NRM as a political institution was designed to kill UPC and DP. The leadership of DP was excited that UPC had been defeated and rushed to join NRM without checking what could have been hidden from them. Protestant bishops who were the bedrock of UPC were bribed en masse with Pajeros (I know only one bishop who did not get a Pajero) and other gifts and abandoned UPC in large numbers. UPC and DP as we knew them are dead – forever! Catholics got juicy jobs and boasted it was their turn to ‘eat’ (if you did not understand what was going on don’t get offended but learn from that error). It appears the time of eating big may be slowing down. Had Ugandans looked at this whole thing dialectically our country would probably be a better place today.
Ugandans should have seen that Museveni’s decentralization policy was not to bring services closer to the people but to weaken national unity efforts as different tribes were compartmentalized into virtually watertight economically unviable districts. That is what British colonial administration did and has caused national disunity since then. Greedy individuals who focus on parliamentary seats have missed the larger and negative picture of economic un-viability that frustrates efforts to bring services closer to the people. At the same time Museveni is relentlessly pushing for larger entities at the East African economic integration and political federation levels. Dividing Uganda into ‘tribal’ districts gives Museveni control over Ugandans while creating East African economic integration and political federation advance his dream of Tutsi Empire! The military option has not worked so far but may not be off the table. Can’t Ugandans and other East Africans see this contradiction between dividing Uganda into tiny political units called districts while at the same time fighting for a larger East African political federation?
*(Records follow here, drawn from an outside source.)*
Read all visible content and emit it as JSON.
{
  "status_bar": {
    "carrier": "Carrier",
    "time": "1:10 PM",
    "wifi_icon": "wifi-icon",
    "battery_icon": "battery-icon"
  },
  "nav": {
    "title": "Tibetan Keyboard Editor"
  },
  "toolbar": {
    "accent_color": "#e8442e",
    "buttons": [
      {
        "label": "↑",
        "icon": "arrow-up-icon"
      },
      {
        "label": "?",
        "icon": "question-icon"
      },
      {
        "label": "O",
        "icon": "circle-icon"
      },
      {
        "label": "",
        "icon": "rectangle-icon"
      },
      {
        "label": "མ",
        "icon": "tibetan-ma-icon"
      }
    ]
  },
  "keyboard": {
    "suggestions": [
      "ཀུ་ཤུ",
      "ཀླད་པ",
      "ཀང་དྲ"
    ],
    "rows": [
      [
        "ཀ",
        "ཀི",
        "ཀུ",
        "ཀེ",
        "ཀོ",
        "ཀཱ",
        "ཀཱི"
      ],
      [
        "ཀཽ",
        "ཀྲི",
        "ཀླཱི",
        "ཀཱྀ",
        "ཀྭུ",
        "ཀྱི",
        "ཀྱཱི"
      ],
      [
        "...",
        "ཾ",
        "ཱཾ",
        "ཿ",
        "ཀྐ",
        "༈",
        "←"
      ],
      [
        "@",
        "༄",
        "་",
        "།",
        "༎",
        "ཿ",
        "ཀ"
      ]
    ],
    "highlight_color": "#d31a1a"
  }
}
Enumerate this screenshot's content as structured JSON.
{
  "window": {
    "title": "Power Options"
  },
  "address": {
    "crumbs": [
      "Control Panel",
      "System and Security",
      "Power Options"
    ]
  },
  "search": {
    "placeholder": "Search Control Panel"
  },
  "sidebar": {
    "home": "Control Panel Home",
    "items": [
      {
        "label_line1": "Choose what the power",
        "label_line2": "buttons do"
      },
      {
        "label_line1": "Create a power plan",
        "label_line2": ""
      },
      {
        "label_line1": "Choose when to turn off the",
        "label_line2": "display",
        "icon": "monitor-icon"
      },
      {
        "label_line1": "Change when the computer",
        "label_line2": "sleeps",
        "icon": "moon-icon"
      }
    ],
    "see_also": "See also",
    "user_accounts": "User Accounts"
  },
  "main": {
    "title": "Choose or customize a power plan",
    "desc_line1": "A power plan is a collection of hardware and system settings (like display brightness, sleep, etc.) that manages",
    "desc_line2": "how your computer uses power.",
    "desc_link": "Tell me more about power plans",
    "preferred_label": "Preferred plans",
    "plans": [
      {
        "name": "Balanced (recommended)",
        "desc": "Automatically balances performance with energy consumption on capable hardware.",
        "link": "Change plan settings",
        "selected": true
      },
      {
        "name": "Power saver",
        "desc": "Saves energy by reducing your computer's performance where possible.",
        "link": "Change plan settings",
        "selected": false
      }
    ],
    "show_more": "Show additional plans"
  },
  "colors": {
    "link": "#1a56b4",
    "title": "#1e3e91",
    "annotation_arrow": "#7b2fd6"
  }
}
The good news is that Ugandans have just entered the enlightenment phase and are now questioning the status quo. They want to know who is governing them, their ancestry and what they stand for. Matters that were taboo are now open to question. That is why Uganda leaders including political party heads are under scrutiny.
Museveni’s disastrous leadership of Uganda since 1986 has removed lingering doubts that Bahororo and their cousins were born to rule. Being a successful guerrilla fighter does not necessarily mean that one can succeed as head of state. Museveni would possibly have done better had he remained army commander. He did not have civilian governance experience and did not take advice. That explains in part why Uganda is in a mess as outlined above. Let me add the ecological component to complete the picture of failures.
Ecologically you will see that the river near your home has dried up, the spring well is gone, rainfall does not come at the right time and when it does it is too heavy and destroys crops and washes away soil. The dry season that used to be mild is now so dry that animals and crops die causing hunger and loss of income. Warnings have been given but environmental management is not on Museveni’s priority list.
Because Museveni has run out of ideas he has suggested that if reelected he will send Ugandans to the moon! What makes Ugandans think that Museveni, if reelected and keeps the same cabinet (which he will), will do better than he has done over the last twenty five years? A coalition with a clear goal to bring in well educated, experienced and ‘clean’ individuals might help.
In the final analysis Uganda needs to be saved from itself. Fortunately, Uganda still has well qualified and experienced people whose hands and souls are still clean. Ugandans must overcome fear and express their dialectical opinions to balance the conversation so that Ugandans take informed decisions. Messages coming through are clear: Ugandans do not always have to be ruled by those who brandish guns for democracy at gun point will fail in the long term.
UAH FORUMIST and a development consultant living in New York